• What you have to do
Among the lines listed below, count those that include the string "create", and state only the count.

• Input material
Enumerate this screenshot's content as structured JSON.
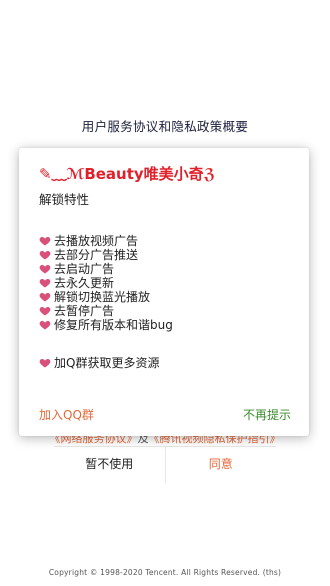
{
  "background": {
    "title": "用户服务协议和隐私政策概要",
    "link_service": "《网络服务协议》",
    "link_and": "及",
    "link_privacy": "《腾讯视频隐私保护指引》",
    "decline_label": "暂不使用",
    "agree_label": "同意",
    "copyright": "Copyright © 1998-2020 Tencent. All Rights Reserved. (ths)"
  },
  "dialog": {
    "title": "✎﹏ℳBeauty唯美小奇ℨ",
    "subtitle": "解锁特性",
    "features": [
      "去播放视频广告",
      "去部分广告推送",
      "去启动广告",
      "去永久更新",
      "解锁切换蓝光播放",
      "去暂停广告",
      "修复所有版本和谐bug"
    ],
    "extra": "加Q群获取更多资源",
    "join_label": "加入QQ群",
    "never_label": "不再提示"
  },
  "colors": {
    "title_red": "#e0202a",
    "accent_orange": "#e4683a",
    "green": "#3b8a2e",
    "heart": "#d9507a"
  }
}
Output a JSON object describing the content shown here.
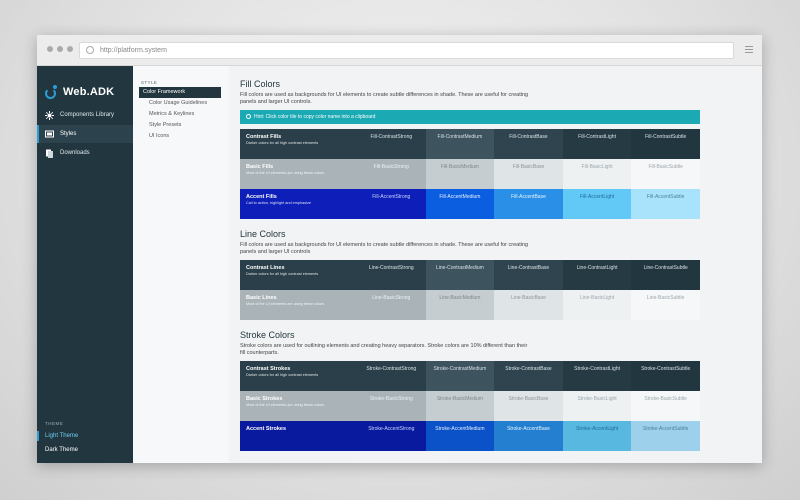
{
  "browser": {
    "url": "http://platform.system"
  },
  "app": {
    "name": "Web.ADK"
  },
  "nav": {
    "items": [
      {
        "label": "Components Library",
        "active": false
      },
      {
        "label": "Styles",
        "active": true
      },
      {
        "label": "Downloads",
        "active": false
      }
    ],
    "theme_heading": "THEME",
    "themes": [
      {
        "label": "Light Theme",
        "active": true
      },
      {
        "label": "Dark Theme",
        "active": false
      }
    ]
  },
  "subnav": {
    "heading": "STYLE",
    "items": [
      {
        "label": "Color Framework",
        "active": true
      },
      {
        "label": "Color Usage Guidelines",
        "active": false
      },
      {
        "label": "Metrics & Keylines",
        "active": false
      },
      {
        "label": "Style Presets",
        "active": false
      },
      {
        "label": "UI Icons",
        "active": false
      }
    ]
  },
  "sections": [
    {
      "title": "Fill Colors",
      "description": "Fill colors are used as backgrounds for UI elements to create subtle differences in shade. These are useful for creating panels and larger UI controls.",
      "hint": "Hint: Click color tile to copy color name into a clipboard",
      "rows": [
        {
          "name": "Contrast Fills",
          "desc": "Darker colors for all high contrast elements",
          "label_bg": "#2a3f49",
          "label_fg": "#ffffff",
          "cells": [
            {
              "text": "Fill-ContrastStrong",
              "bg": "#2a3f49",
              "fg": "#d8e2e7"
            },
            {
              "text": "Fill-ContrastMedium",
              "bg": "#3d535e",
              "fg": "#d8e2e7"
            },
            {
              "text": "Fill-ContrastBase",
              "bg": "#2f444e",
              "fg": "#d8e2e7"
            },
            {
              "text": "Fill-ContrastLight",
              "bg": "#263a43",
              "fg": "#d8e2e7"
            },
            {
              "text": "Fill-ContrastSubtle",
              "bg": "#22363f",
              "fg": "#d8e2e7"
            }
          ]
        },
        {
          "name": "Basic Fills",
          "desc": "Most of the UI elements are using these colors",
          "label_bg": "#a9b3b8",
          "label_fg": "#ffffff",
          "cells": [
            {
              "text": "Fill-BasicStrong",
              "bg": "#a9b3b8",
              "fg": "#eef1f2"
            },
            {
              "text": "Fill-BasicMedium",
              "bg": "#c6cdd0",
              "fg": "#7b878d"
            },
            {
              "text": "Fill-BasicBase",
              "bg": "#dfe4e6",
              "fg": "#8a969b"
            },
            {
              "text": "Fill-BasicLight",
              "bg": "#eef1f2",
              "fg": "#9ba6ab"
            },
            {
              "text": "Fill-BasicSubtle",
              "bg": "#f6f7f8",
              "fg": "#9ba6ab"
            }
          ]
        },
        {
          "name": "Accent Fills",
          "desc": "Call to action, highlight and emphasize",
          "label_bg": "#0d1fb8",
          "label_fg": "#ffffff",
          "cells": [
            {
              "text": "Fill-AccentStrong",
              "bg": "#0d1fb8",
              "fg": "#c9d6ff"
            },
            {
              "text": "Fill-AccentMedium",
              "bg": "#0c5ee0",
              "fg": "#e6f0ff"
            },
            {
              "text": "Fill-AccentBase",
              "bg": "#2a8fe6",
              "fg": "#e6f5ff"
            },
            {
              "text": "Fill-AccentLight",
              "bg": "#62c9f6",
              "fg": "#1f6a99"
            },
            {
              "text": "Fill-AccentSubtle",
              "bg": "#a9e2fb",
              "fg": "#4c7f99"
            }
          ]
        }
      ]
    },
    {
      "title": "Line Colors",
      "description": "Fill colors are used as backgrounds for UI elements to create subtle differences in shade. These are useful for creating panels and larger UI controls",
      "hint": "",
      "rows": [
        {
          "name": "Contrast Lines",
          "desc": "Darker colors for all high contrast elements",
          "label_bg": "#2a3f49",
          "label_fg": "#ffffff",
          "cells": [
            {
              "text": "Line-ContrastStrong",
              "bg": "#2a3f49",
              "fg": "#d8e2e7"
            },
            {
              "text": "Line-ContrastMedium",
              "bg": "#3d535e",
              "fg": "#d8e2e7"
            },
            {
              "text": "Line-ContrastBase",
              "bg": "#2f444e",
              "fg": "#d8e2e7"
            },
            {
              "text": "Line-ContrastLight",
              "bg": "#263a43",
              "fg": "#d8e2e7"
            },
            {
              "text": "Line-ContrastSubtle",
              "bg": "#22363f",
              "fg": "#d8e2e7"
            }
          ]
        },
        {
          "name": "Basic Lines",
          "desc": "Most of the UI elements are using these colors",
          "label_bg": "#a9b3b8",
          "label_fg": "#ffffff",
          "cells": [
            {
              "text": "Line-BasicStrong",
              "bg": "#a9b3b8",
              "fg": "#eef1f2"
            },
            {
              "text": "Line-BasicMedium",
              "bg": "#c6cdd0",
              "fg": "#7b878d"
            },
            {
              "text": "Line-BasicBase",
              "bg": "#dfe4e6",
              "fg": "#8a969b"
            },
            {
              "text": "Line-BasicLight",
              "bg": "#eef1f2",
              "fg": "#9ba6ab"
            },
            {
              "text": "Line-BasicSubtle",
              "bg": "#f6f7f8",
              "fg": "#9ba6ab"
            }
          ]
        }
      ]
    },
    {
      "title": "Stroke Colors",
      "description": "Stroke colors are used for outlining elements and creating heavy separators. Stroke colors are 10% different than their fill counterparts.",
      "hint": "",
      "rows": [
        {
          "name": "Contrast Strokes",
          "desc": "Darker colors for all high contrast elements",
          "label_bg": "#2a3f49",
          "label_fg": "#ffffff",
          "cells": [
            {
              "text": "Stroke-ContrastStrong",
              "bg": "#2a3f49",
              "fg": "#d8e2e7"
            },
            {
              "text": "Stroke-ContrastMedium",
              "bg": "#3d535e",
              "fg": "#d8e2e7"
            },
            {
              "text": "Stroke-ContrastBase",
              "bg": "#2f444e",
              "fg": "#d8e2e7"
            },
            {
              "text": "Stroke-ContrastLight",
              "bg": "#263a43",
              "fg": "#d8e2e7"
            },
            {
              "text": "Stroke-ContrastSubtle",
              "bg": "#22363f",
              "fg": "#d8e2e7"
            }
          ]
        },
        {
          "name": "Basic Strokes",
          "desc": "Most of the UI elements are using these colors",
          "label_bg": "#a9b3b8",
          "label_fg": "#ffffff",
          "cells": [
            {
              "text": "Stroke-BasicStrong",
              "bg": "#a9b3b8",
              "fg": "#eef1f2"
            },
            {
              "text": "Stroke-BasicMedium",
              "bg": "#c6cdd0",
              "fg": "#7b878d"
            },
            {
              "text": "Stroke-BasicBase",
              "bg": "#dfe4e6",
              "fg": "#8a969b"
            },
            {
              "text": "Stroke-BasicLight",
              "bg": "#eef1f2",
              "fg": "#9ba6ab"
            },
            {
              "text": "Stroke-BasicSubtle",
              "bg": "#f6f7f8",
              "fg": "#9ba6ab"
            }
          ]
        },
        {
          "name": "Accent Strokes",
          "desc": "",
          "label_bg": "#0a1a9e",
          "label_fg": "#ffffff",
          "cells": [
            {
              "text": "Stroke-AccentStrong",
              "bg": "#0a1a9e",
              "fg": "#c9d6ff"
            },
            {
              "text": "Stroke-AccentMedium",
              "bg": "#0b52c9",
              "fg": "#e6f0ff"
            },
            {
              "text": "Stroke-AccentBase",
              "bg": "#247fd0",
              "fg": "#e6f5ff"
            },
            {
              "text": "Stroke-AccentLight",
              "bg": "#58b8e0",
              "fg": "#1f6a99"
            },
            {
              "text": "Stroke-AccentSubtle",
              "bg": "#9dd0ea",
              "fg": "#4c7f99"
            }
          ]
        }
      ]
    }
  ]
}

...

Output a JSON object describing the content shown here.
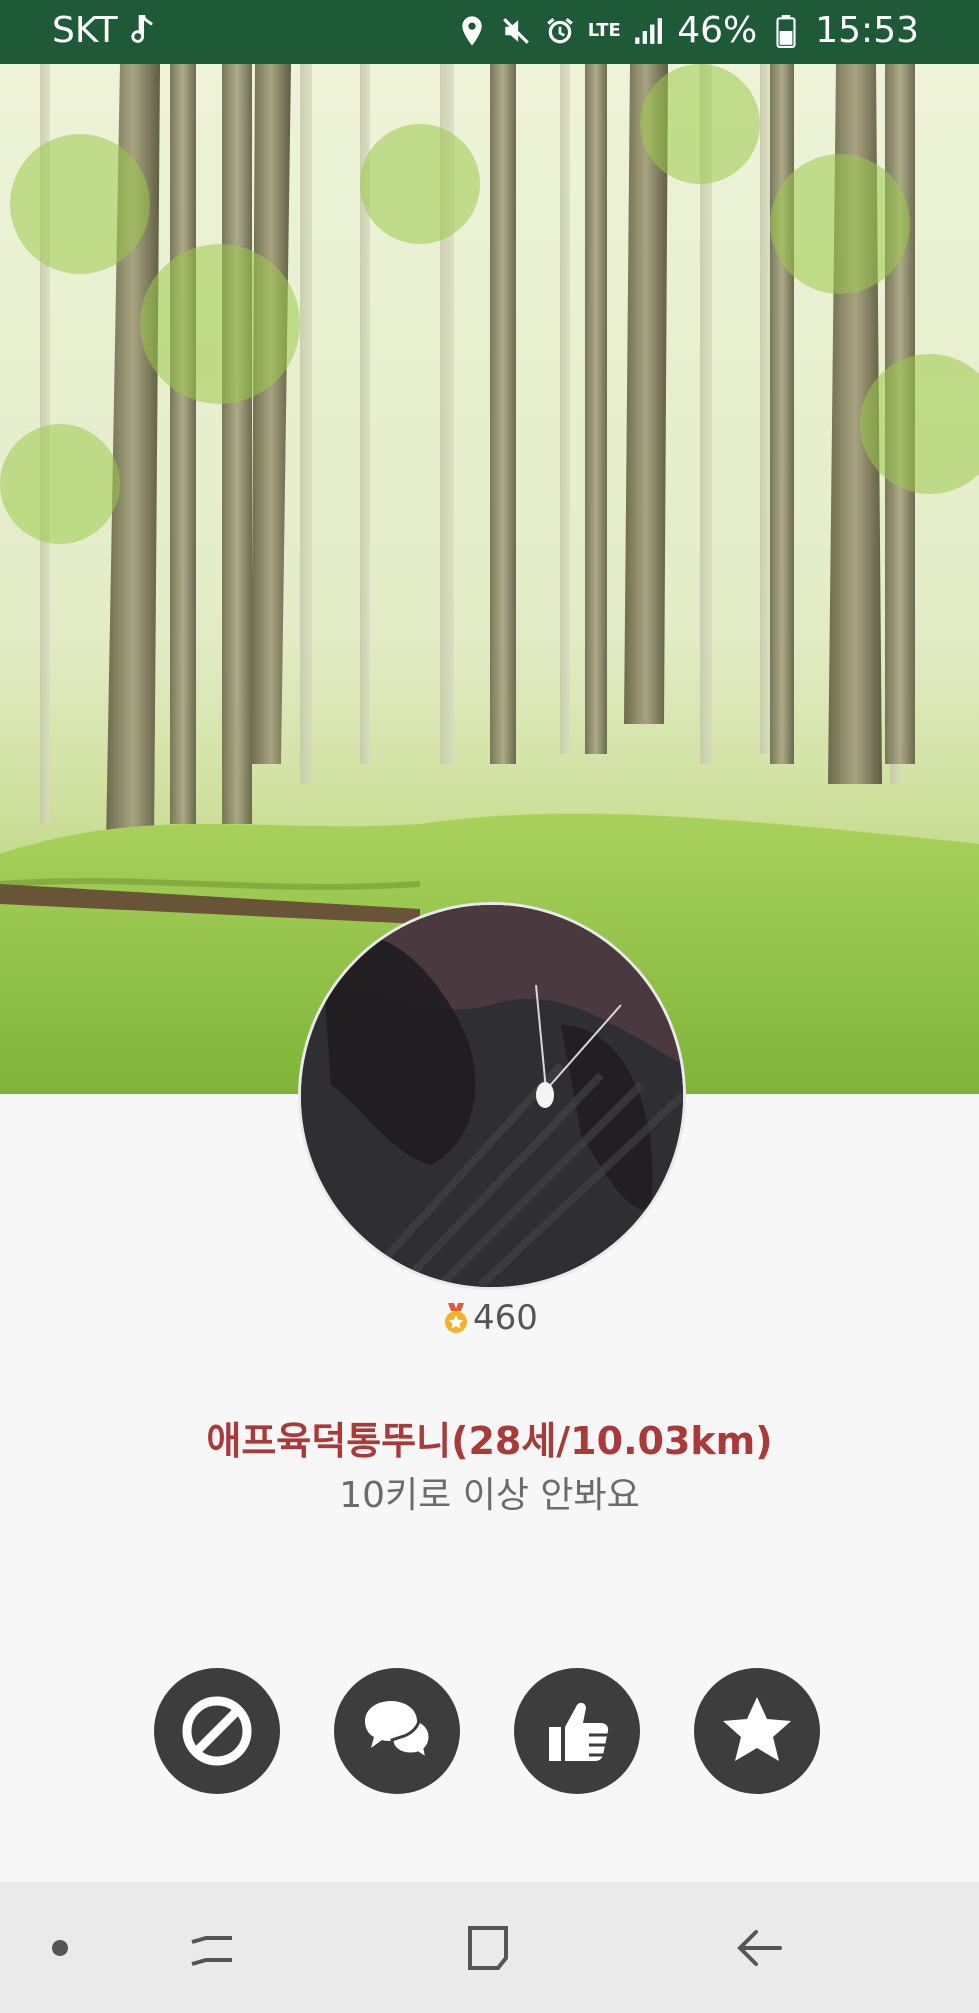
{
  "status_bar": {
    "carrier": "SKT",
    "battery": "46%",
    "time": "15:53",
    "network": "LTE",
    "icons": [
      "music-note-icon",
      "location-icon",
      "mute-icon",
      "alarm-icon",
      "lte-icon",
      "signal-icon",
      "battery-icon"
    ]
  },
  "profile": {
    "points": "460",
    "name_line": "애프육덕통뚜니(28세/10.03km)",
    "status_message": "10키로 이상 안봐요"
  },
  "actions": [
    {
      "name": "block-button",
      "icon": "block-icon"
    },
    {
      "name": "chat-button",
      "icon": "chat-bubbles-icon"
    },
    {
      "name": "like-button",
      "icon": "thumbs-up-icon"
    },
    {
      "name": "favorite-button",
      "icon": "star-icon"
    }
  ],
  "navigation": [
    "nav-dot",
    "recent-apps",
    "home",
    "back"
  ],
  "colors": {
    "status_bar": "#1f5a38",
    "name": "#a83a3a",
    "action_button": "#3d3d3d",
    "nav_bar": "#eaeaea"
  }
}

• Task result
2